Film Review: Head GamesSobering look at how concussions affect athletes, from the director of <i>Hoop Dreams</i>.
Capitalizing on the increased awareness of the dangers of head injuries, Head Games presents a persuasive case that concussions in sports lead to irreversible brain damage. While the film tends to overstate some points at times, this is a valuable introduction to a controversial topic.
Director Steve James was also behind Hoop Dreams, a film that influenced a generation of documentarians. Rather than forge new ground, Head Games adopts prevailing documentary styles: clips from a wide variety of sources, a preponderance of talking heads, and a handful of personalities who function as narrators.
Chief among these is Christopher Nowinski, a college football player who later performed as a W.W.E. wrestler. Now co-director of the Boston University Center for the Study of Traumatic Encephalopathy, Nowinski is appealing and articulate even while delivering devastating news.
Alan Schwarz, a New York Times reporter who wrote a front-page article on National Football League injuries, appears throughout the film, as do a number of neurosurgeons. Schwartz has a more confrontational persona than the doctors, who seem eminently reasonable and objective when discussing Chronic Traumatic Encephalopathy, or CTE, an umbrella term for brain damage caused by concussions.
"The disease destroys personality," is how Dr. Ann McKee, Professor of Neurology and Pathology Boston University School of Medicine, describes CTE. She shows the results of the condition on brain scans, pointing out carpets of dense, darkened areas that represent dead cells. Brief animated sequences go into further detail about how CTE affects the brain.
The heart of Head Games is testimony from former professional athletes who suffered up to a hundred concussions while playing. Keith Primeau, a 16-year veteran of the National Hockey League, admits, "I was relieved" when a team doctor banned him from the ice after four concussions. Cindy Parlow Cone, a three-time Olympic medal winner for soccer, describes seeing stars every time she headed a ball.
James and his crew can back up much of this testimony with footage of the actual concussions occurring, although Head Games loses some credibility by re-enacting Nowinksi's wrestling injuries.
This is a documentary with an agenda, not an attempt at objective reporting, and even if you agree with the film's positions, it's hard not to feel that you are being manipulated at times. Examples include a long sequence about Owen Thomas, a college player who committed suicide, or footage of the Near North Raiders, a team of grade-school kids, and their coach Darryl Young.

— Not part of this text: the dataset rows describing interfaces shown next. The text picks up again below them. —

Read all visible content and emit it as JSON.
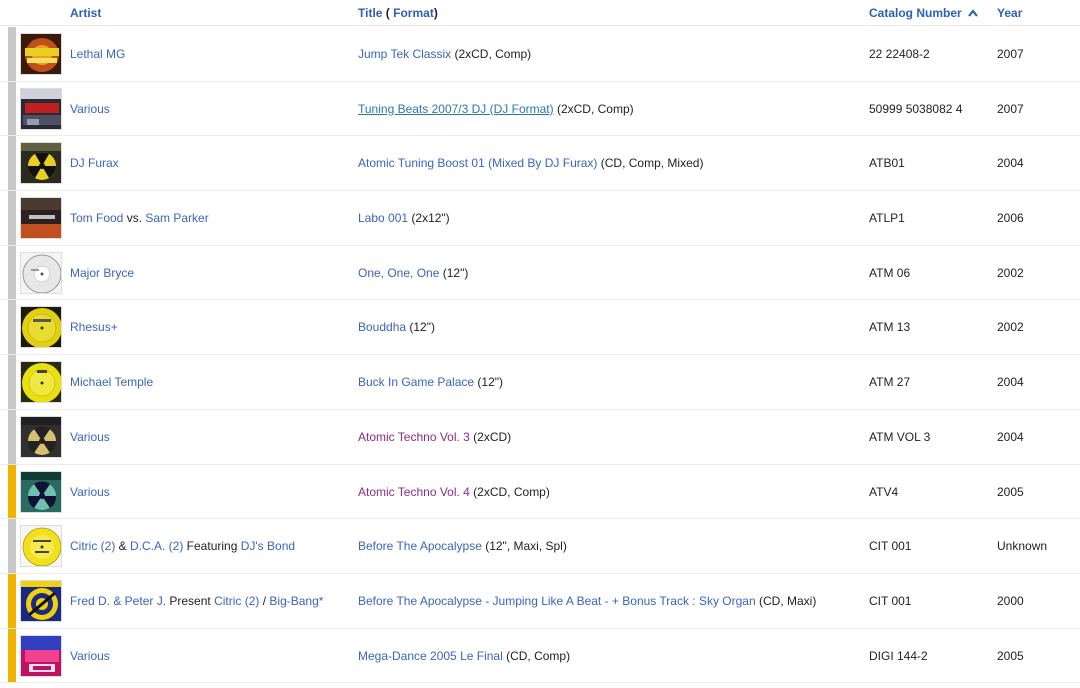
{
  "header": {
    "artist": "Artist",
    "title_a": "Title",
    "title_paren_open": "(",
    "title_b": "Format",
    "title_paren_close": ")",
    "catalog": "Catalog Number",
    "year": "Year"
  },
  "colors": {
    "link": "#3a64c0",
    "visited": "#8b2c8b",
    "bar_gray": "#c8c8c8",
    "bar_yellow": "#f0b400"
  },
  "rows": [
    {
      "artist": [
        {
          "t": "Lethal MG",
          "link": true
        }
      ],
      "title": [
        {
          "t": "Jump Tek Classix",
          "link": true
        },
        {
          "t": " (2xCD, Comp)"
        }
      ],
      "catalog": "22 22408-2",
      "year": "2007",
      "bar": "gray",
      "thumb": "jumptek"
    },
    {
      "artist": [
        {
          "t": "Various",
          "link": true
        }
      ],
      "title": [
        {
          "t": "Tuning Beats 2007/3 DJ (DJ Format)",
          "link": true,
          "hovered": true
        },
        {
          "t": " (2xCD, Comp)"
        }
      ],
      "catalog": "50999 5038082 4",
      "year": "2007",
      "bar": "gray",
      "thumb": "tuning"
    },
    {
      "artist": [
        {
          "t": "DJ Furax",
          "link": true
        }
      ],
      "title": [
        {
          "t": "Atomic Tuning Boost 01 (Mixed By DJ Furax)",
          "link": true
        },
        {
          "t": " (CD, Comp, Mixed)"
        }
      ],
      "catalog": "ATB01",
      "year": "2004",
      "bar": "gray",
      "thumb": "atomic"
    },
    {
      "artist": [
        {
          "t": "Tom Food",
          "link": true
        },
        {
          "t": " vs. "
        },
        {
          "t": "Sam Parker",
          "link": true
        }
      ],
      "title": [
        {
          "t": "Labo 001",
          "link": true
        },
        {
          "t": " (2x12\")"
        }
      ],
      "catalog": "ATLP1",
      "year": "2006",
      "bar": "gray",
      "thumb": "labo"
    },
    {
      "artist": [
        {
          "t": "Major Bryce",
          "link": true
        }
      ],
      "title": [
        {
          "t": "One, One, One",
          "link": true
        },
        {
          "t": " (12\")"
        }
      ],
      "catalog": "ATM 06",
      "year": "2002",
      "bar": "gray",
      "thumb": "vinyl_white"
    },
    {
      "artist": [
        {
          "t": "Rhesus+",
          "link": true
        }
      ],
      "title": [
        {
          "t": "Bouddha",
          "link": true
        },
        {
          "t": " (12\")"
        }
      ],
      "catalog": "ATM 13",
      "year": "2002",
      "bar": "gray",
      "thumb": "vinyl_yellow"
    },
    {
      "artist": [
        {
          "t": "Michael Temple",
          "link": true
        }
      ],
      "title": [
        {
          "t": "Buck In Game Palace",
          "link": true
        },
        {
          "t": " (12\")"
        }
      ],
      "catalog": "ATM 27",
      "year": "2004",
      "bar": "gray",
      "thumb": "vinyl_yellow2"
    },
    {
      "artist": [
        {
          "t": "Various",
          "link": true
        }
      ],
      "title": [
        {
          "t": "Atomic Techno Vol. 3",
          "link": true,
          "visited": true
        },
        {
          "t": " (2xCD)"
        }
      ],
      "catalog": "ATM VOL 3",
      "year": "2004",
      "bar": "gray",
      "thumb": "atomic_techno3"
    },
    {
      "artist": [
        {
          "t": "Various",
          "link": true
        }
      ],
      "title": [
        {
          "t": "Atomic Techno Vol. 4",
          "link": true,
          "visited": true
        },
        {
          "t": " (2xCD, Comp)"
        }
      ],
      "catalog": "ATV4",
      "year": "2005",
      "bar": "yellow",
      "thumb": "atomic_techno4"
    },
    {
      "artist": [
        {
          "t": "Citric (2)",
          "link": true
        },
        {
          "t": " & "
        },
        {
          "t": "D.C.A. (2)",
          "link": true
        },
        {
          "t": " Featuring "
        },
        {
          "t": "DJ's Bond",
          "link": true
        }
      ],
      "title": [
        {
          "t": "Before The Apocalypse",
          "link": true
        },
        {
          "t": " (12\", Maxi, Spl)"
        }
      ],
      "catalog": "CIT 001",
      "year": "Unknown",
      "bar": "gray",
      "thumb": "citric_vinyl"
    },
    {
      "artist": [
        {
          "t": "Fred D. & Peter J.",
          "link": true
        },
        {
          "t": " Present "
        },
        {
          "t": "Citric (2)",
          "link": true
        },
        {
          "t": " / "
        },
        {
          "t": "Big-Bang*",
          "link": true
        }
      ],
      "title": [
        {
          "t": "Before The Apocalypse - Jumping Like A Beat - + Bonus Track : Sky Organ",
          "link": true
        },
        {
          "t": " (CD, Maxi)"
        }
      ],
      "catalog": "CIT 001",
      "year": "2000",
      "bar": "yellow",
      "thumb": "citric_cd"
    },
    {
      "artist": [
        {
          "t": "Various",
          "link": true
        }
      ],
      "title": [
        {
          "t": "Mega-Dance 2005 Le Final",
          "link": true
        },
        {
          "t": " (CD, Comp)"
        }
      ],
      "catalog": "DIGI 144-2",
      "year": "2005",
      "bar": "yellow",
      "thumb": "megadance"
    }
  ]
}
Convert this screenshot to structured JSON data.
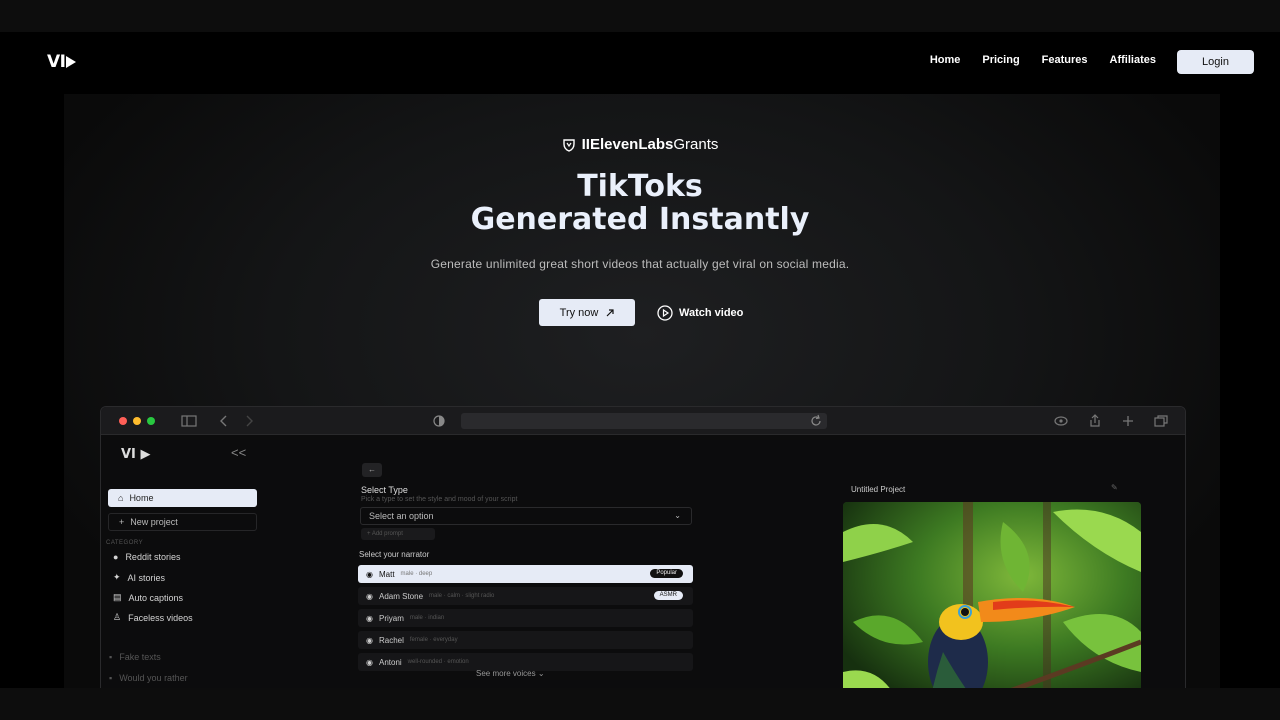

Much of the film concerns the National Football League, which has come under increasing criticism for its concussion policies. Nowinski uncovers evidence that the NFL was systematically underreporting concussions for years, even while admitting that its retired players show abnormal rates of Alzheimer's and suicide.
James extends his film to include ice hockey, soccer and lacrosse, but his most troubling footage is of children like Chayse Primeau, a teenager who loves hockey for its violence, and who still wants to play after incurring two concussions. Parents may be the best audience for Head Games, a film that asks some very tough questions.